Measuring based an family, school and work
Families – particularly immediate families in the same household – provide a key building block for social networks.
For those in full-time education, activities in schools and colleges will be central to the establishment and development of social networks. Schools can also act as a powerful support for social networks among the adult parents of children who attend those schools.
Work-based networks include professional contacts, and links with customers, clients and colleagues.
It follows that any assessment of the overall vitality of social networks within a society needs to take proper account of the role of families, schools and workplaces. The strength of social networks in these contexts can be addressed by detailed studies of workplace social relationships. One approach would be to develop separate, more general indicators – such as the number of persons an individual feels “close” to or “relies on for help on a daily basis” – indicators which transcend the different contexts in which such relationships emerge.
Any proposal to harmonise, at an international level, the measurement of social capital might be evaluated according to the following criteria:
Validity: it would lead to meaningful international comparisons
Acceptability to a reasonable number of countries
As much consistency as possible with established national and international sources.
Adaptability in response to local requirements.
Simplicity of application.
Annex A: Types of definition
Number of occasions per month in which person participated in organised groups (disaggregated by type of group).
Time spent participating in organised groups over past month
Number of occasions during past month on which unpaid help was provided to persons outside the immediate household.
Time spent providing unpaid help to persons outside the immediate household.
Number of occasions per month in which person engages in active social involvement with friends, relatives and acquaintances (apart from immediate household).

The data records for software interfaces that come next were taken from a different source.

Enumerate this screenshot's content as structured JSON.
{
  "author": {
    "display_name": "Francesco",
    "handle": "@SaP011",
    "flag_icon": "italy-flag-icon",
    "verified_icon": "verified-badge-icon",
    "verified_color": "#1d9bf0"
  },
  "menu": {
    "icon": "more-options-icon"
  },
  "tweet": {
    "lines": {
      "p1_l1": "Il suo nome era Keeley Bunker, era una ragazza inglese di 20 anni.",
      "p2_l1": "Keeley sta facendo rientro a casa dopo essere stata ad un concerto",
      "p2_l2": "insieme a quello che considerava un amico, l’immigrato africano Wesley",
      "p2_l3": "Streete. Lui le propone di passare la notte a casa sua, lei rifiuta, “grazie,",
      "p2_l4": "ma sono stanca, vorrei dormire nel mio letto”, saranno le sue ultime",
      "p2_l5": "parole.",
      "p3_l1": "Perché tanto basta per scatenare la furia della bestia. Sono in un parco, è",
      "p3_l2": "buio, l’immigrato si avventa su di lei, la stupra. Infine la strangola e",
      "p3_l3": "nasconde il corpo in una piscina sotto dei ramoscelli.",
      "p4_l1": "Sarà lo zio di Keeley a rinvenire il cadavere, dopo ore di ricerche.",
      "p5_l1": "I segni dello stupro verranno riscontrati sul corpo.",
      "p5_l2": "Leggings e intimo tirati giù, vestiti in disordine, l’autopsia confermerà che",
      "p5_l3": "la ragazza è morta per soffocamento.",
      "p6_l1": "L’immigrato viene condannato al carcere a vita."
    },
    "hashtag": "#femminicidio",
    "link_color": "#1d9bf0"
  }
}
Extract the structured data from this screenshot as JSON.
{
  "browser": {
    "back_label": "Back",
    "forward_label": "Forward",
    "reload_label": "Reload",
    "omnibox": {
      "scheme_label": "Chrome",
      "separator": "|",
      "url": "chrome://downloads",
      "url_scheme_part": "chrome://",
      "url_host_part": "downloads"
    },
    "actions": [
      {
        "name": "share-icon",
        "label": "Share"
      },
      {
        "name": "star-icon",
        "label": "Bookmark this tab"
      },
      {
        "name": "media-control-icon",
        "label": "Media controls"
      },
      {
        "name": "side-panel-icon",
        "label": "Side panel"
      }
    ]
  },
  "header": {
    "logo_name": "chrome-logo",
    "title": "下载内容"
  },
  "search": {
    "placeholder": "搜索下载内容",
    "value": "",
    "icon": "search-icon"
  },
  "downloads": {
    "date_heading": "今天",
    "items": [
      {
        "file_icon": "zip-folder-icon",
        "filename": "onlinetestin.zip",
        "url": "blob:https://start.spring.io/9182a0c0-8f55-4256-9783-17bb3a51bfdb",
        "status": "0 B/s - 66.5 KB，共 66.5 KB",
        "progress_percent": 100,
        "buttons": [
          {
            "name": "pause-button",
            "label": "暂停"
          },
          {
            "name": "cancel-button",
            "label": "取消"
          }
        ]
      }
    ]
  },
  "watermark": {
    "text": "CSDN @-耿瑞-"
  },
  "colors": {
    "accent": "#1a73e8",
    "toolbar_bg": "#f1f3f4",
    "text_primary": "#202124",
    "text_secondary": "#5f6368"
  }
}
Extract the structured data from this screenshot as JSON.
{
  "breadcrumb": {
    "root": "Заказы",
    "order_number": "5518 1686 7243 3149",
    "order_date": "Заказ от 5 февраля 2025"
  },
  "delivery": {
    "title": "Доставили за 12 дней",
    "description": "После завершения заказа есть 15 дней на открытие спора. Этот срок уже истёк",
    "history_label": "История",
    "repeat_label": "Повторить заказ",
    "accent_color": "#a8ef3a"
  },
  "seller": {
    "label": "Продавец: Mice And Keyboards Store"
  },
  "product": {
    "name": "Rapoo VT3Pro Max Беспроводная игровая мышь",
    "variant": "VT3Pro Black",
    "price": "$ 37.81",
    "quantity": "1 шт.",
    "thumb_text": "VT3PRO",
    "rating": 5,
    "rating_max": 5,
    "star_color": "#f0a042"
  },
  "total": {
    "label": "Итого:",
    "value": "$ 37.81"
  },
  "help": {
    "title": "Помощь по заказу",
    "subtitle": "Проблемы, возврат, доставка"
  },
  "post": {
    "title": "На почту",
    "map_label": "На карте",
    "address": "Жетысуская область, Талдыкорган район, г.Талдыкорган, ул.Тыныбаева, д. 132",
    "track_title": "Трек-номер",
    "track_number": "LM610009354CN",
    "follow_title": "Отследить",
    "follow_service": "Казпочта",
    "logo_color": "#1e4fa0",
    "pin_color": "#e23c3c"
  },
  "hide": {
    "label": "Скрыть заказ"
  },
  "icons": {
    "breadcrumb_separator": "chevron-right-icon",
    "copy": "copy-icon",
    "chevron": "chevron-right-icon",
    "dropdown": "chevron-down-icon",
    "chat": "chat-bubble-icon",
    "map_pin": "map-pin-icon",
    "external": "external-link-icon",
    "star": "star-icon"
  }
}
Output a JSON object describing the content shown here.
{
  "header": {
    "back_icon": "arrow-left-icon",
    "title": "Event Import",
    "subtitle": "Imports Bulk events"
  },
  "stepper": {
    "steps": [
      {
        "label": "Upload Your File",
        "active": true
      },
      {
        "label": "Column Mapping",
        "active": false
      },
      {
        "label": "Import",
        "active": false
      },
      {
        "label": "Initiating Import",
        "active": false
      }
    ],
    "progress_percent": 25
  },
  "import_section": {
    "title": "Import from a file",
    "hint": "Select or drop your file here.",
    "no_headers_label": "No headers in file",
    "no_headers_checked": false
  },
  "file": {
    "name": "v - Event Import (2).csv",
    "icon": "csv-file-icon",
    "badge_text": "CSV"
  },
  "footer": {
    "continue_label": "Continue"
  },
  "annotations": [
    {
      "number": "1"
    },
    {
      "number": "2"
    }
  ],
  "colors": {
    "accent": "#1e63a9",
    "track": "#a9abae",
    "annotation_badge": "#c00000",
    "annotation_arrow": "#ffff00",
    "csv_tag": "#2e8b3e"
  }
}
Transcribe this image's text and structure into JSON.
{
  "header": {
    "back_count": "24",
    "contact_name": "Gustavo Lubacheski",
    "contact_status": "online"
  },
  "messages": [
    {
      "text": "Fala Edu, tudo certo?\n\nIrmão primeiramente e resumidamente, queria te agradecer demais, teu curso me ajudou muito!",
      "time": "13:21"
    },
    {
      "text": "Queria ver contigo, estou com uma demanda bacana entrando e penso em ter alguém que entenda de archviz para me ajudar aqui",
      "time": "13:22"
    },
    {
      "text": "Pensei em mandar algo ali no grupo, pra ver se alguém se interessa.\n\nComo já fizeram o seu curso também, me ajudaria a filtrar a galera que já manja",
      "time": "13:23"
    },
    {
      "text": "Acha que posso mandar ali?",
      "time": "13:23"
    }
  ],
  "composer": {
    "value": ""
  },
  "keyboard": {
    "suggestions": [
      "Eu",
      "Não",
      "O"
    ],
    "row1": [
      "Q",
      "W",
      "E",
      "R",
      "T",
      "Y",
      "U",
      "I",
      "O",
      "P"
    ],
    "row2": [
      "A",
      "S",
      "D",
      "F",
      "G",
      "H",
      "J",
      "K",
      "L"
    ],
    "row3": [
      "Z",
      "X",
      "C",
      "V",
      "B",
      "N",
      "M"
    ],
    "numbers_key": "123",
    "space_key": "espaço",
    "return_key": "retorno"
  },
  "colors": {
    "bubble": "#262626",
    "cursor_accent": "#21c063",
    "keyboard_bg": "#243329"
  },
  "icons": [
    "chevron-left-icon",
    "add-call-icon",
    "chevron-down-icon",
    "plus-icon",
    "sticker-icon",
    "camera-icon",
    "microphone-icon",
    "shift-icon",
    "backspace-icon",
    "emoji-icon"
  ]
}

Time spent in active social involvement with friends, relatives and acquaintances (apart from immediate household).
Trust, attitudes and well-being
One general and commonly used question on trust (from the World Values Survey) is:
“Generally speaking would you say that most people can be trusted or that you can´t be too careful in dealing with people?”